But George persevered and eventually they were playing a few scales at their lunchtime rehearsal room near Ludgate Circus. Within a year the band had come on in leaps and bounds, so much so that it was entered into its first contest at a small local event in Surrey and came away with a top three placing. However, during the war years the band had to curtail its activities owing to its members being called up for active war service.

After the war, the band was reformed and carried on improving all the time. In 1952, it won the London and Southern Counties Daily Herald Brass Band area contest second section and then repeated that success again the following year. Further successes followed. George Thompson, now Musical Director, had taken the band from nothing to being a championship section band.

In the late 1940s, the Band was asked to perform at “The People” National Darts Teams Championship held at the Horticultural Old Hall in London. As part of the 'Grand Variety' entertainment, the Odhams Press Band was one of a number of acts that performed in between darts matches. For example, at the 1951 finals the Band played popular music between 6 – 6.20 p.m., that is prior to teams taking the stage for the first two matches in the quarterfinals. The Band then continued to play throughout the evening, presumably trying to make themselves heard over and above the cacophony of sound in the hall; the general chatter of the audience and the inevitable clanking of beer bottles and glasses.

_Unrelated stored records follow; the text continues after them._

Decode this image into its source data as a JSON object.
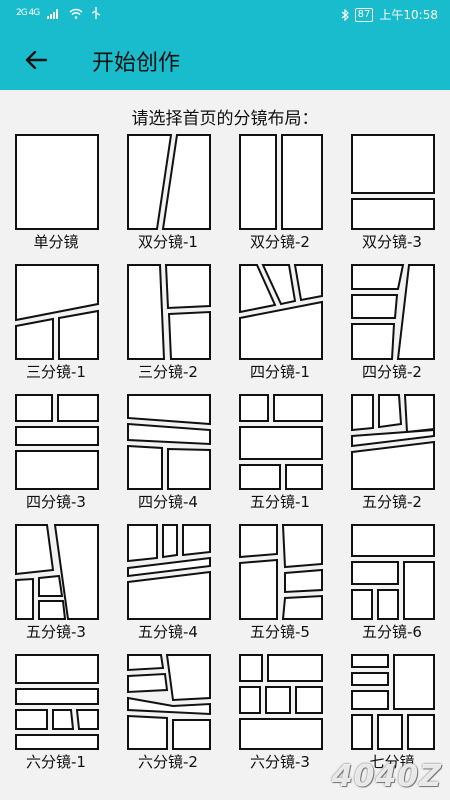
{
  "status_bar": {
    "network": "2G 4G",
    "time": "上午10:58",
    "battery": "87",
    "icons": [
      "signal-icon",
      "wifi-icon",
      "usb-icon",
      "bluetooth-icon",
      "battery-icon"
    ]
  },
  "app_bar": {
    "title": "开始创作",
    "back_icon": "arrow-left-icon",
    "color": "#18bccc"
  },
  "subtitle": "请选择首页的分镜布局：",
  "layouts": [
    {
      "label": "单分镜"
    },
    {
      "label": "双分镜-1"
    },
    {
      "label": "双分镜-2"
    },
    {
      "label": "双分镜-3"
    },
    {
      "label": "三分镜-1"
    },
    {
      "label": "三分镜-2"
    },
    {
      "label": "四分镜-1"
    },
    {
      "label": "四分镜-2"
    },
    {
      "label": "四分镜-3"
    },
    {
      "label": "四分镜-4"
    },
    {
      "label": "五分镜-1"
    },
    {
      "label": "五分镜-2"
    },
    {
      "label": "五分镜-3"
    },
    {
      "label": "五分镜-4"
    },
    {
      "label": "五分镜-5"
    },
    {
      "label": "五分镜-6"
    },
    {
      "label": "六分镜-1"
    },
    {
      "label": "六分镜-2"
    },
    {
      "label": "六分镜-3"
    },
    {
      "label": "七分镜"
    }
  ],
  "watermark": "4040Z"
}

In 1953, George Thompson left Odhams Band and was succeeded by his brother James and shortly afterwards the name was changed to 'The People Band'. This had nothing to do with the Band's success at the National Darts Teams final but more to do with publicity, an advert for “The People” Sunday newspaper which was part of Mirror Group Newspapers. The Band ultimately disbanded in the 1960s.